*Data:*
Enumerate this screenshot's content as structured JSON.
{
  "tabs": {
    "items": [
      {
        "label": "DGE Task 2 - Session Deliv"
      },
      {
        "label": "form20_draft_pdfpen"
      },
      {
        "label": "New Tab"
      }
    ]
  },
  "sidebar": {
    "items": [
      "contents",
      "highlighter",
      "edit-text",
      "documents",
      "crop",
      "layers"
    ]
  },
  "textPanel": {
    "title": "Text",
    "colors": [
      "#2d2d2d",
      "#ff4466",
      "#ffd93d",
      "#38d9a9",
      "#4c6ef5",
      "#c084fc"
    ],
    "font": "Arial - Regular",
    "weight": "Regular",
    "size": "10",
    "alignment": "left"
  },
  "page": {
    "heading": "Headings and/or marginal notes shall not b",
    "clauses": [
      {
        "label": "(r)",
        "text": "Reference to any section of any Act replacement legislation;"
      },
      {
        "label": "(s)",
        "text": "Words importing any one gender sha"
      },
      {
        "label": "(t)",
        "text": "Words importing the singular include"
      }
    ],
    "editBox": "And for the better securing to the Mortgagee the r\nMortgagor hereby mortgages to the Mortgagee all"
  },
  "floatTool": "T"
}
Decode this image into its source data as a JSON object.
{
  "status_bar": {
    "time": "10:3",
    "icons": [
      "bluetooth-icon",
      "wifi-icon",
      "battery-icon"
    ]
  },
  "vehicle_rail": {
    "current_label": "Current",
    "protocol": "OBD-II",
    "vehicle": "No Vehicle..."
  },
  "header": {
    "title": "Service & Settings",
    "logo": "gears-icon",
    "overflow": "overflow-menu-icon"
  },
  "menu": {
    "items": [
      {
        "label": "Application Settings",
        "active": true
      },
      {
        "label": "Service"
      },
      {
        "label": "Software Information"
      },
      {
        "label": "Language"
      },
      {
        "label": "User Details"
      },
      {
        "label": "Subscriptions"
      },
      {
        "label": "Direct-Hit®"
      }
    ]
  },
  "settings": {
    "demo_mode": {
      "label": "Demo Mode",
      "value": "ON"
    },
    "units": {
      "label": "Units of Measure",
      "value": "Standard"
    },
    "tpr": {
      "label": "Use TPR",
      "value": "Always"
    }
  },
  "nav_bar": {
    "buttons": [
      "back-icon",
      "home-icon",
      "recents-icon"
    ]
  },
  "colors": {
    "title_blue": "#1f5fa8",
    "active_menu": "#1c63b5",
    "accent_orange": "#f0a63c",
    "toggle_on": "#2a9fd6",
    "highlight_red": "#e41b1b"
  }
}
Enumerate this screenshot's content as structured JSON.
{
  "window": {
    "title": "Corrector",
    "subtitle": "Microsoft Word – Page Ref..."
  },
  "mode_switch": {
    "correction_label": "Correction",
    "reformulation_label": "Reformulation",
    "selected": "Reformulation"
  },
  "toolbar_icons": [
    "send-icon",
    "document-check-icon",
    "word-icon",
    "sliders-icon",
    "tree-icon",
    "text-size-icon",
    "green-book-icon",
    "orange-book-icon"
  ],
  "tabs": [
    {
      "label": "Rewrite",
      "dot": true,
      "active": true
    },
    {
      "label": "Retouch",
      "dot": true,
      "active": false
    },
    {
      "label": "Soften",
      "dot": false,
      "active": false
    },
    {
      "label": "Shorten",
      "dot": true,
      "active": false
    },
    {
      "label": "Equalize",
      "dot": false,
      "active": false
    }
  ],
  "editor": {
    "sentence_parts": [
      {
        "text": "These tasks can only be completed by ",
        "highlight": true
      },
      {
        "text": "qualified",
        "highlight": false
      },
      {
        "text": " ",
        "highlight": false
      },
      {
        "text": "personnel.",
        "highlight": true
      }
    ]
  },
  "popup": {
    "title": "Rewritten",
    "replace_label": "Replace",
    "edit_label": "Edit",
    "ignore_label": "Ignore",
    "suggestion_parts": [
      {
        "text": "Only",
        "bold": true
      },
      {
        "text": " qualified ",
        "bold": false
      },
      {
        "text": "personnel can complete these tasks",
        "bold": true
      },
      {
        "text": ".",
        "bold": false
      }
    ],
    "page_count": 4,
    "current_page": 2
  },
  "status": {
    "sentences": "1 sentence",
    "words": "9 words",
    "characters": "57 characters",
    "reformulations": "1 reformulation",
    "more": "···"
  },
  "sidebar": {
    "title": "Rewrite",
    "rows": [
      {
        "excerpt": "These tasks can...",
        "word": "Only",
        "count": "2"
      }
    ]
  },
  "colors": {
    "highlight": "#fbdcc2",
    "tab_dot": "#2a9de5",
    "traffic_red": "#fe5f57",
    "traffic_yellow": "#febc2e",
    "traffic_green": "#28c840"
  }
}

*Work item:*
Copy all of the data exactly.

*Result:*
Enumerate this screenshot's content as structured JSON.
{
  "tabs": {
    "items": [
      {
        "label": "DGE Task 2 - Session Deliv"
      },
      {
        "label": "form20_draft_pdfpen"
      },
      {
        "label": "New Tab"
      }
    ]
  },
  "sidebar": {
    "items": [
      "contents",
      "highlighter",
      "edit-text",
      "documents",
      "crop",
      "layers"
    ]
  },
  "textPanel": {
    "title": "Text",
    "colors": [
      "#2d2d2d",
      "#ff4466",
      "#ffd93d",
      "#38d9a9",
      "#4c6ef5",
      "#c084fc"
    ],
    "font": "Arial - Regular",
    "weight": "Regular",
    "size": "10",
    "alignment": "left"
  },
  "page": {
    "heading": "Headings and/or marginal notes shall not b",
    "clauses": [
      {
        "label": "(r)",
        "text": "Reference to any section of any Act replacement legislation;"
      },
      {
        "label": "(s)",
        "text": "Words importing any one gender sha"
      },
      {
        "label": "(t)",
        "text": "Words importing the singular include"
      }
    ],
    "editBox": "And for the better securing to the Mortgagee the r\nMortgagor hereby mortgages to the Mortgagee all"
  },
  "floatTool": "T"
}
Decode this image into its source data as a JSON object.
{
  "status_bar": {
    "time": "10:3",
    "icons": [
      "bluetooth-icon",
      "wifi-icon",
      "battery-icon"
    ]
  },
  "vehicle_rail": {
    "current_label": "Current",
    "protocol": "OBD-II",
    "vehicle": "No Vehicle..."
  },
  "header": {
    "title": "Service & Settings",
    "logo": "gears-icon",
    "overflow": "overflow-menu-icon"
  },
  "menu": {
    "items": [
      {
        "label": "Application Settings",
        "active": true
      },
      {
        "label": "Service"
      },
      {
        "label": "Software Information"
      },
      {
        "label": "Language"
      },
      {
        "label": "User Details"
      },
      {
        "label": "Subscriptions"
      },
      {
        "label": "Direct-Hit®"
      }
    ]
  },
  "settings": {
    "demo_mode": {
      "label": "Demo Mode",
      "value": "ON"
    },
    "units": {
      "label": "Units of Measure",
      "value": "Standard"
    },
    "tpr": {
      "label": "Use TPR",
      "value": "Always"
    }
  },
  "nav_bar": {
    "buttons": [
      "back-icon",
      "home-icon",
      "recents-icon"
    ]
  },
  "colors": {
    "title_blue": "#1f5fa8",
    "active_menu": "#1c63b5",
    "accent_orange": "#f0a63c",
    "toggle_on": "#2a9fd6",
    "highlight_red": "#e41b1b"
  }
}
Enumerate this screenshot's content as structured JSON.
{
  "window": {
    "title": "Corrector",
    "subtitle": "Microsoft Word – Page Ref..."
  },
  "mode_switch": {
    "correction_label": "Correction",
    "reformulation_label": "Reformulation",
    "selected": "Reformulation"
  },
  "toolbar_icons": [
    "send-icon",
    "document-check-icon",
    "word-icon",
    "sliders-icon",
    "tree-icon",
    "text-size-icon",
    "green-book-icon",
    "orange-book-icon"
  ],
  "tabs": [
    {
      "label": "Rewrite",
      "dot": true,
      "active": true
    },
    {
      "label": "Retouch",
      "dot": true,
      "active": false
    },
    {
      "label": "Soften",
      "dot": false,
      "active": false
    },
    {
      "label": "Shorten",
      "dot": true,
      "active": false
    },
    {
      "label": "Equalize",
      "dot": false,
      "active": false
    }
  ],
  "editor": {
    "sentence_parts": [
      {
        "text": "These tasks can only be completed by ",
        "highlight": true
      },
      {
        "text": "qualified",
        "highlight": false
      },
      {
        "text": " ",
        "highlight": false
      },
      {
        "text": "personnel.",
        "highlight": true
      }
    ]
  },
  "popup": {
    "title": "Rewritten",
    "replace_label": "Replace",
    "edit_label": "Edit",
    "ignore_label": "Ignore",
    "suggestion_parts": [
      {
        "text": "Only",
        "bold": true
      },
      {
        "text": " qualified ",
        "bold": false
      },
      {
        "text": "personnel can complete these tasks",
        "bold": true
      },
      {
        "text": ".",
        "bold": false
      }
    ],
    "page_count": 4,
    "current_page": 2
  },
  "status": {
    "sentences": "1 sentence",
    "words": "9 words",
    "characters": "57 characters",
    "reformulations": "1 reformulation",
    "more": "···"
  },
  "sidebar": {
    "title": "Rewrite",
    "rows": [
      {
        "excerpt": "These tasks can...",
        "word": "Only",
        "count": "2"
      }
    ]
  },
  "colors": {
    "highlight": "#fbdcc2",
    "tab_dot": "#2a9de5",
    "traffic_red": "#fe5f57",
    "traffic_yellow": "#febc2e",
    "traffic_green": "#28c840"
  }
}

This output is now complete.